Sano Genetics raises £500,000 to make personalised medicine a reality

We are thrilled to back Patrick, Charlotte and Will, co-founders of Cambridge-based Sano Genetics, as they close £500,000 seed funding for their innovative research platform that is set to transform drug discovery and accelerate the growth of personalised medicine. The company will enable large-scale genetic and medical research without sacrificing data privacy – putting individuals in control of their own information.

The Sano platform is powering research into many common disorders such as eczema, diabetes and depression, as well as rare diseases like muscular dystrophy. Its people-centric approach has attracted more than 1,500 participants in its first year – who have contributed tens of thousands of pieces of data.
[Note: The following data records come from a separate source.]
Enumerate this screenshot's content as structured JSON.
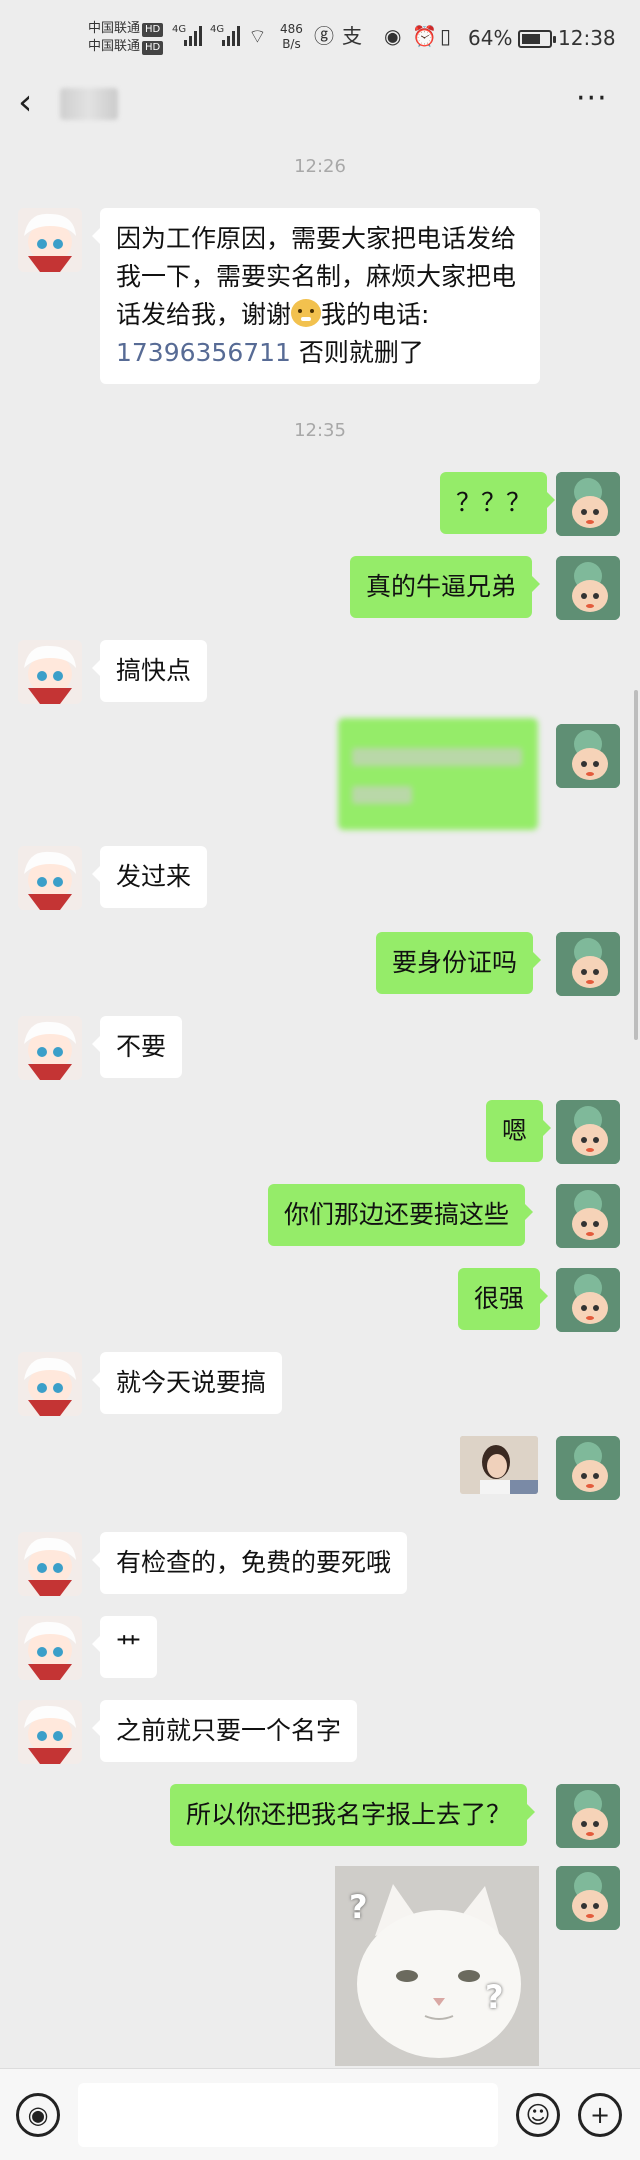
{
  "status_bar": {
    "carrier_1": "中国联通",
    "carrier_2": "中国联通",
    "hd_label": "HD",
    "network_label": "4G",
    "speed_value": "486",
    "speed_unit": "B/s",
    "battery_percent": "64%",
    "clock": "12:38"
  },
  "nav": {
    "back_icon": "chevron-left-icon",
    "more_icon": "more-dots-icon",
    "back_glyph": "‹",
    "more_glyph": "···"
  },
  "messages": [
    {
      "type": "time",
      "text": "12:26"
    },
    {
      "side": "left",
      "text_before": "因为工作原因，需要大家把电话发给我一下，需要实名制，麻烦大家把电话发给我，谢谢",
      "text_after": "我的电话:",
      "phone": "17396356711",
      "text_tail": " 否则就删了"
    },
    {
      "type": "time",
      "text": "12:35"
    },
    {
      "side": "right",
      "text": "？？？"
    },
    {
      "side": "right",
      "text": "真的牛逼兄弟"
    },
    {
      "side": "left",
      "text": "搞快点"
    },
    {
      "side": "left",
      "text": "发过来"
    },
    {
      "side": "right",
      "text": "要身份证吗"
    },
    {
      "side": "left",
      "text": "不要"
    },
    {
      "side": "right",
      "text": "嗯"
    },
    {
      "side": "right",
      "text": "你们那边还要搞这些"
    },
    {
      "side": "right",
      "text": "很强"
    },
    {
      "side": "left",
      "text": "就今天说要搞"
    },
    {
      "side": "left",
      "text": "有检查的，免费的要死哦"
    },
    {
      "side": "left",
      "text": "艹"
    },
    {
      "side": "left",
      "text": "之前就只要一个名字"
    },
    {
      "side": "right",
      "text": "所以你还把我名字报上去了？"
    }
  ],
  "cat_image": {
    "mark_1": "?",
    "mark_2": "?"
  },
  "input_bar": {
    "voice_icon": "voice-icon",
    "emoji_icon": "emoji-icon",
    "plus_icon": "plus-icon",
    "voice_glyph": "◉",
    "emoji_glyph": "☺",
    "plus_glyph": "+"
  },
  "colors": {
    "background": "#ededed",
    "bubble_self": "#95ec69",
    "bubble_other": "#ffffff",
    "link": "#576b95"
  }
}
Partner, Tom Wilson, comments: “We firmly believe the future of medicine will be more personalised – and the platform Sano is building will provide researchers with the data they need to enable this future. The fact that Sano’s platform can achieve this whilst also allowing patients to be in the driving seat and preserve their data privacy makes it even more compelling. As a founding team, Patrick, Charlotte and Will have perfect complementary skill sets to make their vision for Sano a reality and we’re delighted to be partnering with them as part of this funding round.”

Formerly known as Heterogeneous, the company is aiming to enrol more than 10,000 people and support half a dozen new research projects by the end of this year. “We want to build the platform that will make personalised medicine a reality,” said Patrick Short, CEO of Sano Genetics.
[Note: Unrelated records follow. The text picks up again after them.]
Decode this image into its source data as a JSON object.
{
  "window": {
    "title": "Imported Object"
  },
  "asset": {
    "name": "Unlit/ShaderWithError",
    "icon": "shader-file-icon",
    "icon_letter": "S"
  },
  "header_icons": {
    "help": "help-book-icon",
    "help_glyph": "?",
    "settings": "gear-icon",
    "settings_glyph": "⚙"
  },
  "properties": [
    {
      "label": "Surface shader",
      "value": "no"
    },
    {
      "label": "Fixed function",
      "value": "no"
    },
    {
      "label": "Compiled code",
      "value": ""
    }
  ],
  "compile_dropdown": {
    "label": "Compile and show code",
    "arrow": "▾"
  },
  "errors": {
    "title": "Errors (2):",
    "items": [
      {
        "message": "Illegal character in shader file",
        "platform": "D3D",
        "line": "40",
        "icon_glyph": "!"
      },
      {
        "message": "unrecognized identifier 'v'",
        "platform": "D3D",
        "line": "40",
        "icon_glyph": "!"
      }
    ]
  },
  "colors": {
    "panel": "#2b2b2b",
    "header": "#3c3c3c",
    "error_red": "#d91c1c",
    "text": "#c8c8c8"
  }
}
Unlike traditional genetic data sharing companies, Sano has created what it describes as a ‘transparent’ platform which allows individuals to opt in or out of different studies and share as much or as little information as they wish. “We are passionate about the potential for personalised medicine based on genetic and health data,” said Patrick. “But we are uncomfortable with all the uncertainty around privacy policies and data ownership from the big direct-to-consumer sequencing companies.
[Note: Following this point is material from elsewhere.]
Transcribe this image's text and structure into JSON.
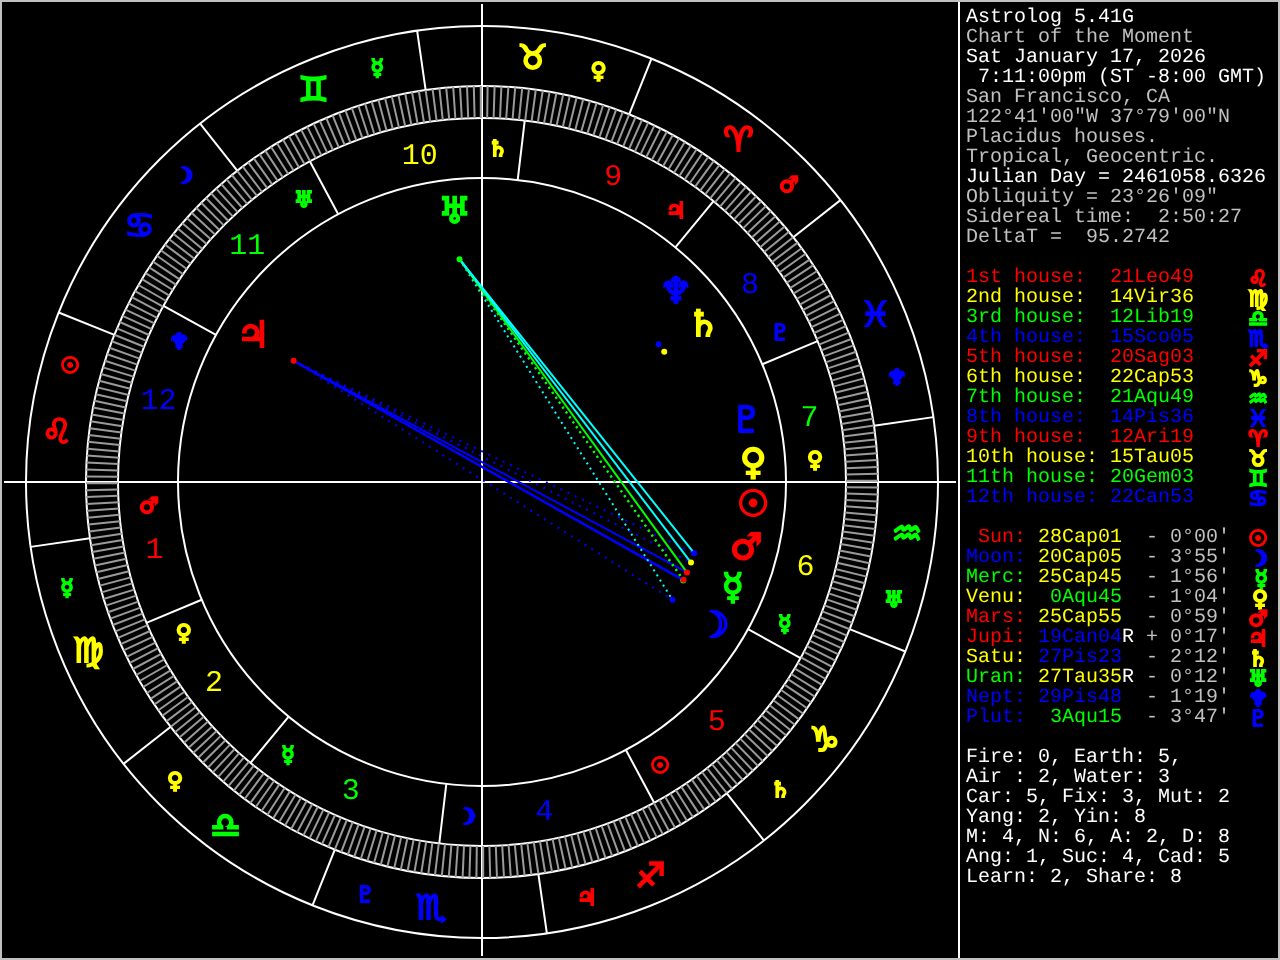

“Our platform allows scientists to do research into personalised medicine, and access dynamic health and genetic data sets, while still giving individuals transparency and control throughout the process. This is not a ‘nice to have’ – it’s an absolute requirement. When people trust in the system, and see the benefits from their participation, they are more likely to take part again in the future.”

It’s free to register – people are asked to provide basic information about their medical history to help match them to relevant research studies. If they already have genetic data – from an ancestry test, for example – they can add it to their profile and, with their consent, this can also be used in research. The company also works to match people with a research project that can fund the cost of DNA sequencing. Participants are given access to free personalised reports written by research scientists, based on their genetic data.

“This new approach by Sano is very exciting,” said research scientist Dr Mark Kotter, CEO of Elpis Biomed. “Our drug discovery and cell therapy research is often limited by outdated consent models and limited options for keeping in touch with patients to request participation in new studies. Sano’s work to match interested patients and patient groups with research projects has the potential to transform drug discovery and personalised medicine.”

Andy Kulina was one of the first users of the Sano platform. His daughter has the rare genetic disorder Phelan-McDermid syndrome, which affects cognitive development, communication and mobility. “I am always looking for ways to access the latest research on my daughter’s condition but rarely get any results or data from the studies we participate in,” said Andy. “Even when results are returned, they are often full of medical jargon. So I really appreciate the way Sano is working to support great research while giving participants full access to data and results.”

Other investors in the round include Cambridge Enterprise, the family office of Paul Forster, Will Neale, Jon Folland, Gordon Ashworth, Ramesh Haridas and Daniel Murrell, along with grant funding from the University of Cambridge and the Y Combinator Startup School.

To learn more about your genetics, participate in cutting edge research and join a community of people making a difference, visit

View all news

Subscribe to our newsletter